S&P 500 hits new high as other indexes slide
NEW YORK — The Standard & Poor’s 500 index closed at another record high even as other U.S. stock indexes edge lower.
Good news from J.C. Penney helped offset disappointing earnings reports from some U.S. companies.
The S&P 500 rose about 2 to 1,762. It also closed at record highs last Tuesday and Friday. The Dow Jones industrial average slipped a point to 15,568. The Nasdaq composite fell about 3 to 3,940.
Homebuilders fell after the number of Americans who signed contracts to buy previously occupied homes fell in September to the lowest in nine months, reflecting higher mortgage rates and prices.
Burger King’s earnings climb as costs decline
MIAMI — Burger King’s third-quarter net income surged to $68.2 million as it sharply reduced its restaurant expenses mostly due to the refranchising of company-owned restaurants and continued to grow overseas.
The company’s performance topped analysts’ estimates. It also raised its quarterly dividend.
Burger King has been revamping its business since it was purchased in 2010 by 3G Capital. The company has been selling more restaurants to franchisees in a bid to reduce overhead costs. Instead of booking sales from those restaurants, Burger King collects franchise fees.
Merck net income falls on charges, lower sales
NEW YORK — Merck & Co. said Monday that its third-quarter profit plunged 35 percent to $1.12 billion because of competition from generic drugs, lower sales of its top-selling medicine, and restructuring and acquisition charges.
It still beat Wall Street’s profit expectations, but sharply lowered its own forecast for the full year.
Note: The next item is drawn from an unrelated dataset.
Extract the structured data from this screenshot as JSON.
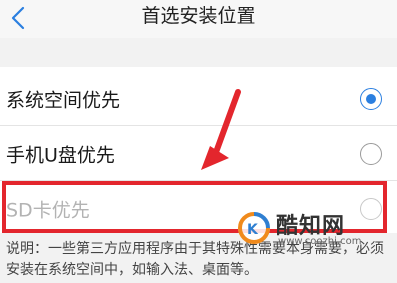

Revenue totaled $11.03 billion, down 4 percent. missing expectations for $11.13 billion.
Generic competition continued to hammer asthma and allergy drug Singulair, cutting sales 53 percent in the quarter to $280 million. The drug had been bringing in $5.5 billion a year until its patent expired in August 2012 and cheap copycat versions flooded the market.
Hub airports say they support airline merger
DALLAS — The airports dominated by American Airlines and US Airways say they’ll be hurt if the carriers can’t merge.
The airports want to file a friend-of-the-court statement supporting the merger, which is the subject of a trial scheduled to start Nov. 25 in U.S. district court in Washington.
The request was filed Monday by Dallas-Fort Worth International Airport, Charlotte Douglas International Airport, Phoenix Sky Harbor International and Philadelphia International Airport.
The Justice Department sued in August to block the merger, saying that the deal would limit competition and drive up consumer prices.
The airports said if they’re allowed to file a brief, they’ll show that blocking the merger would hurt competition “to the detriment of the traveling public and labor, as well as to airports and their local communities.”
Michelin says its sales slumped in 3rd quarter
PARIS — Tire maker Michelin says its revenue slumped 5.8 percent in the third quarter and warned that the weakening U.S. and Canadian dollars would hurt full-year profits.
Michelin said in a statement Monday that its revenue for the July-September period fell to the equivalent of $7.06 billion.
Michelin said profits were being squeezed by the worsening exchange rate, which hurts it because its costs are largely in euros and much of its sales are made in dollars.
Michelin has major operations in the South Carolina Upstate.
Staff and wire reports